Skip to 4 minutes and 5 secondsAnd so that led him to identify what are known as "inertial reference frames" or "Galilean reference frames," which are frames of reference-- like the cabin of a ship, like, we'll see later, a train, which are moving with respect to one another at constant velocity. For example, this boat, here, is moving a certain velocity. That's a Galilean frame of reference. Another boat is not moving. It's in the harbour, and that's another frame of reference. And if we do experiments in these different frames of reference, then we should not be able to make a distinction.

Skip to 4 minutes and 46 secondsAnd so he even turned this into a principle-- the Galilean principle of relativity-- which says that the laws of physics are universal in all inertial frames of reference. So that means that the laws of physics are identical in all frames of reference which are moving with respect to one another at constant velocity.

Skip to 5 minutes and 13 secondsTo conclude this first sequence, let us recall the concept that we have introduced so far. We have seen that there is a universality of the fall of material objects. And inertia is a concept that characterises the resistance to motion. The mass of an object is a quantity that characterises this inertia, and it measures the amount of matter in the object. The weight, on the other hand, is a force exerted on a body in the gravitational field of the Earth. And mass and weight are different. We have already identified different kinds of motion-- uniform motion, motion with constant velocity; accelerated motion, when the velocity increases-- this is, for example, the motion of a falling body in the vacuum.

Skip to 6 minutes and 8 secondsWe have identified the notion of frame of reference, which is the frame in which one performs an experiment. And there is a class of particular reference frames-- so-called "inertial reference frames"-- which are frames in uniform motion with respect to one another. And this allows us to give the Galilean principle of relativity, which tells us that the laws of physics are identical in all inertial reference frames.

First encounter with relativity

Continue with Galileo, focusing on the notions of inertia and mass. And discover the principle of relativity, as expressed by the same Galileo. This will lead us smoothly to Einstein’s version of relativity, later this week. (6:46)

This video is from the free online course:

Gravity! From the Big Bang to Black Holes

Paris Diderot

Course highlights Get a taste of this course before you join:

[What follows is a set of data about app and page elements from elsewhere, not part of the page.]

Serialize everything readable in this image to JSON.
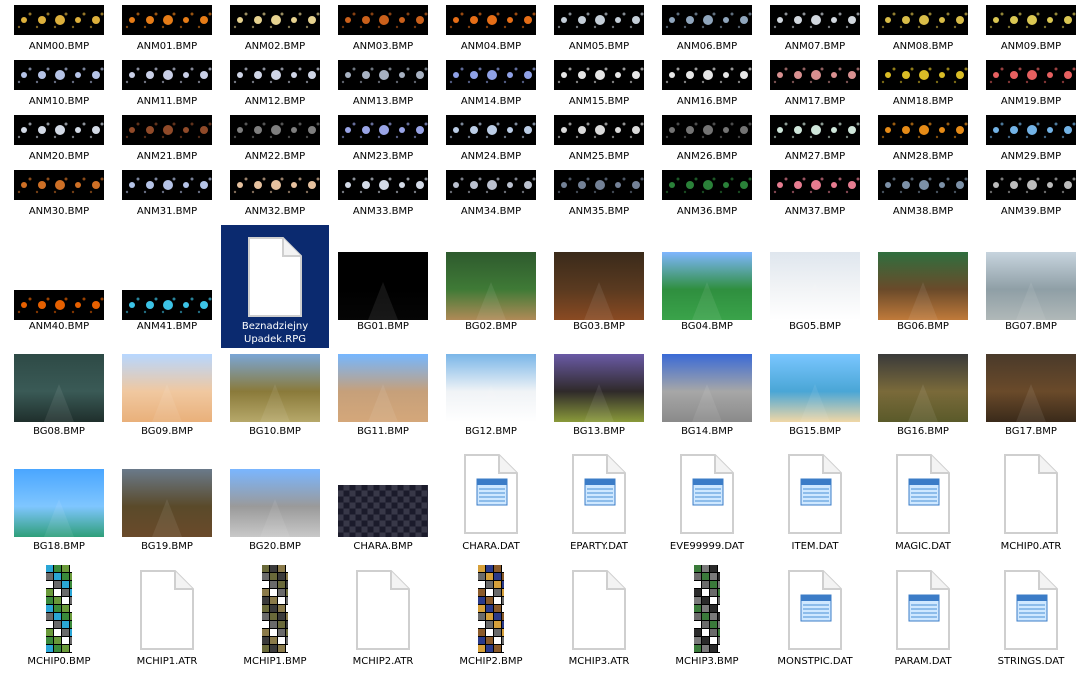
{
  "files": [
    {
      "name": "ANM00.BMP",
      "kind": "anim",
      "bg": "#000000",
      "accent": "#f5c342"
    },
    {
      "name": "ANM01.BMP",
      "kind": "anim",
      "bg": "#000000",
      "accent": "#ff8a1a"
    },
    {
      "name": "ANM02.BMP",
      "kind": "anim",
      "bg": "#000000",
      "accent": "#ffe9a0"
    },
    {
      "name": "ANM03.BMP",
      "kind": "anim",
      "bg": "#000000",
      "accent": "#e06a1e"
    },
    {
      "name": "ANM04.BMP",
      "kind": "anim",
      "bg": "#000000",
      "accent": "#ff7a1a"
    },
    {
      "name": "ANM05.BMP",
      "kind": "anim",
      "bg": "#000000",
      "accent": "#d9e4f0"
    },
    {
      "name": "ANM06.BMP",
      "kind": "anim",
      "bg": "#000000",
      "accent": "#9fb7d0"
    },
    {
      "name": "ANM07.BMP",
      "kind": "anim",
      "bg": "#000000",
      "accent": "#e8eef6"
    },
    {
      "name": "ANM08.BMP",
      "kind": "anim",
      "bg": "#000000",
      "accent": "#f0d050"
    },
    {
      "name": "ANM09.BMP",
      "kind": "anim",
      "bg": "#000000",
      "accent": "#f2dd5c"
    },
    {
      "name": "ANM10.BMP",
      "kind": "anim",
      "bg": "#000000",
      "accent": "#c9d8ff"
    },
    {
      "name": "ANM11.BMP",
      "kind": "anim",
      "bg": "#000000",
      "accent": "#dfe6ff"
    },
    {
      "name": "ANM12.BMP",
      "kind": "anim",
      "bg": "#000000",
      "accent": "#e6ecff"
    },
    {
      "name": "ANM13.BMP",
      "kind": "anim",
      "bg": "#000000",
      "accent": "#b9c4d6"
    },
    {
      "name": "ANM14.BMP",
      "kind": "anim",
      "bg": "#000000",
      "accent": "#9fb3ff"
    },
    {
      "name": "ANM15.BMP",
      "kind": "anim",
      "bg": "#000000",
      "accent": "#ffffff"
    },
    {
      "name": "ANM16.BMP",
      "kind": "anim",
      "bg": "#000000",
      "accent": "#ffffff"
    },
    {
      "name": "ANM17.BMP",
      "kind": "anim",
      "bg": "#000000",
      "accent": "#f0a0a0"
    },
    {
      "name": "ANM18.BMP",
      "kind": "anim",
      "bg": "#000000",
      "accent": "#f1d02a"
    },
    {
      "name": "ANM19.BMP",
      "kind": "anim",
      "bg": "#000000",
      "accent": "#ff6a6a"
    },
    {
      "name": "ANM20.BMP",
      "kind": "anim",
      "bg": "#000000",
      "accent": "#eaf2ff"
    },
    {
      "name": "ANM21.BMP",
      "kind": "anim",
      "bg": "#000000",
      "accent": "#a0522d"
    },
    {
      "name": "ANM22.BMP",
      "kind": "anim",
      "bg": "#000000",
      "accent": "#8c8c8c"
    },
    {
      "name": "ANM23.BMP",
      "kind": "anim",
      "bg": "#000000",
      "accent": "#aab6ff"
    },
    {
      "name": "ANM24.BMP",
      "kind": "anim",
      "bg": "#000000",
      "accent": "#cfe3ff"
    },
    {
      "name": "ANM25.BMP",
      "kind": "anim",
      "bg": "#000000",
      "accent": "#f2f2f2"
    },
    {
      "name": "ANM26.BMP",
      "kind": "anim",
      "bg": "#000000",
      "accent": "#7f7f7f"
    },
    {
      "name": "ANM27.BMP",
      "kind": "anim",
      "bg": "#000000",
      "accent": "#e6fff2"
    },
    {
      "name": "ANM28.BMP",
      "kind": "anim",
      "bg": "#000000",
      "accent": "#ff9a1a"
    },
    {
      "name": "ANM29.BMP",
      "kind": "anim",
      "bg": "#000000",
      "accent": "#7fc6ff"
    },
    {
      "name": "ANM30.BMP",
      "kind": "anim",
      "bg": "#000000",
      "accent": "#e47c2a"
    },
    {
      "name": "ANM31.BMP",
      "kind": "anim",
      "bg": "#000000",
      "accent": "#c9d8ff"
    },
    {
      "name": "ANM32.BMP",
      "kind": "anim",
      "bg": "#000000",
      "accent": "#ffd6b0"
    },
    {
      "name": "ANM33.BMP",
      "kind": "anim",
      "bg": "#000000",
      "accent": "#eaf2ff"
    },
    {
      "name": "ANM34.BMP",
      "kind": "anim",
      "bg": "#000000",
      "accent": "#cfd6e6"
    },
    {
      "name": "ANM35.BMP",
      "kind": "anim",
      "bg": "#000000",
      "accent": "#7f8fa6"
    },
    {
      "name": "ANM36.BMP",
      "kind": "anim",
      "bg": "#000000",
      "accent": "#2f8f3f"
    },
    {
      "name": "ANM37.BMP",
      "kind": "anim",
      "bg": "#000000",
      "accent": "#ff8aa0"
    },
    {
      "name": "ANM38.BMP",
      "kind": "anim",
      "bg": "#000000",
      "accent": "#8aa0b8"
    },
    {
      "name": "ANM39.BMP",
      "kind": "anim",
      "bg": "#000000",
      "accent": "#d0d0d0"
    },
    {
      "name": "ANM40.BMP",
      "kind": "anim",
      "bg": "#000000",
      "accent": "#ff6a00"
    },
    {
      "name": "ANM41.BMP",
      "kind": "anim",
      "bg": "#000000",
      "accent": "#43d8ff"
    },
    {
      "name": "Beznadziejny Upadek.RPG",
      "kind": "blank",
      "selected": true
    },
    {
      "name": "BG01.BMP",
      "kind": "bg",
      "top": "#000000",
      "mid": "#000000",
      "bottom": "#050505"
    },
    {
      "name": "BG02.BMP",
      "kind": "bg",
      "top": "#2e5a2e",
      "mid": "#3f7a36",
      "bottom": "#b08a57"
    },
    {
      "name": "BG03.BMP",
      "kind": "bg",
      "top": "#3a2a1a",
      "mid": "#5a3a20",
      "bottom": "#8a4a22"
    },
    {
      "name": "BG04.BMP",
      "kind": "bg",
      "top": "#7fb6ff",
      "mid": "#2f8f3f",
      "bottom": "#3aa34a"
    },
    {
      "name": "BG05.BMP",
      "kind": "bg",
      "top": "#dfe6ee",
      "mid": "#f2f4f6",
      "bottom": "#ffffff"
    },
    {
      "name": "BG06.BMP",
      "kind": "bg",
      "top": "#2f6f3f",
      "mid": "#6a4a2a",
      "bottom": "#c07a3a"
    },
    {
      "name": "BG07.BMP",
      "kind": "bg",
      "top": "#c7d4de",
      "mid": "#8f9fa6",
      "bottom": "#b0b8b8"
    },
    {
      "name": "BG08.BMP",
      "kind": "bg",
      "top": "#2e4a46",
      "mid": "#3a5a56",
      "bottom": "#1f2f2c"
    },
    {
      "name": "BG09.BMP",
      "kind": "bg",
      "top": "#b7d7ff",
      "mid": "#f0c8a0",
      "bottom": "#e9b07a"
    },
    {
      "name": "BG10.BMP",
      "kind": "bg",
      "top": "#7aa6d6",
      "mid": "#8a7a3a",
      "bottom": "#b6a86a"
    },
    {
      "name": "BG11.BMP",
      "kind": "bg",
      "top": "#76b7ff",
      "mid": "#c6a07a",
      "bottom": "#d4a77a"
    },
    {
      "name": "BG12.BMP",
      "kind": "bg",
      "top": "#7ab6e8",
      "mid": "#f0f3f6",
      "bottom": "#ffffff"
    },
    {
      "name": "BG13.BMP",
      "kind": "bg",
      "top": "#6a5aa6",
      "mid": "#2f2a2a",
      "bottom": "#8a9a3a"
    },
    {
      "name": "BG14.BMP",
      "kind": "bg",
      "top": "#3a6ad6",
      "mid": "#a7a7a7",
      "bottom": "#8a8a8a"
    },
    {
      "name": "BG15.BMP",
      "kind": "bg",
      "top": "#7ac6ff",
      "mid": "#4aa6d6",
      "bottom": "#f0d7a6"
    },
    {
      "name": "BG16.BMP",
      "kind": "bg",
      "top": "#3a3a3a",
      "mid": "#7a6a3a",
      "bottom": "#5a5a2a"
    },
    {
      "name": "BG17.BMP",
      "kind": "bg",
      "top": "#4a3a2a",
      "mid": "#6a4a2a",
      "bottom": "#3a2a1a"
    },
    {
      "name": "BG18.BMP",
      "kind": "bg",
      "top": "#4aa6ff",
      "mid": "#7fc6ff",
      "bottom": "#2f9f7a"
    },
    {
      "name": "BG19.BMP",
      "kind": "bg",
      "top": "#6a7a8a",
      "mid": "#5a4a2a",
      "bottom": "#6a4a2a"
    },
    {
      "name": "BG20.BMP",
      "kind": "bg",
      "top": "#7ab6ff",
      "mid": "#9a9a9a",
      "bottom": "#c8c8c8"
    },
    {
      "name": "CHARA.BMP",
      "kind": "sheet",
      "top": "#1a1a2a",
      "mid": "#3a3a4a",
      "bottom": "#2a2a3a"
    },
    {
      "name": "CHARA.DAT",
      "kind": "notepad"
    },
    {
      "name": "EPARTY.DAT",
      "kind": "notepad"
    },
    {
      "name": "EVE99999.DAT",
      "kind": "notepad"
    },
    {
      "name": "ITEM.DAT",
      "kind": "notepad"
    },
    {
      "name": "MAGIC.DAT",
      "kind": "notepad"
    },
    {
      "name": "MCHIP0.ATR",
      "kind": "blank"
    },
    {
      "name": "MCHIP0.BMP",
      "kind": "tiles",
      "top": "#2aa6d6",
      "mid": "#3a8a3a",
      "bottom": "#6a9a3a"
    },
    {
      "name": "MCHIP1.ATR",
      "kind": "blank"
    },
    {
      "name": "MCHIP1.BMP",
      "kind": "tiles",
      "top": "#6a6a3a",
      "mid": "#3a3a3a",
      "bottom": "#8a7a4a"
    },
    {
      "name": "MCHIP2.ATR",
      "kind": "blank"
    },
    {
      "name": "MCHIP2.BMP",
      "kind": "tiles",
      "top": "#d6a03a",
      "mid": "#2a3a8a",
      "bottom": "#8a5a2a"
    },
    {
      "name": "MCHIP3.ATR",
      "kind": "blank"
    },
    {
      "name": "MCHIP3.BMP",
      "kind": "tiles",
      "top": "#3a7a3a",
      "mid": "#7a7a7a",
      "bottom": "#2a2a2a"
    },
    {
      "name": "MONSTPIC.DAT",
      "kind": "notepad"
    },
    {
      "name": "PARAM.DAT",
      "kind": "notepad"
    },
    {
      "name": "STRINGS.DAT",
      "kind": "notepad"
    }
  ]
}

  • Galileo and the falling bodies
    Galileo and the falling bodies

    Watch Pierre Binétruy explain how Galileo found the law of free, using a combination of real (inclined plane) and thought experiments (12 minutes)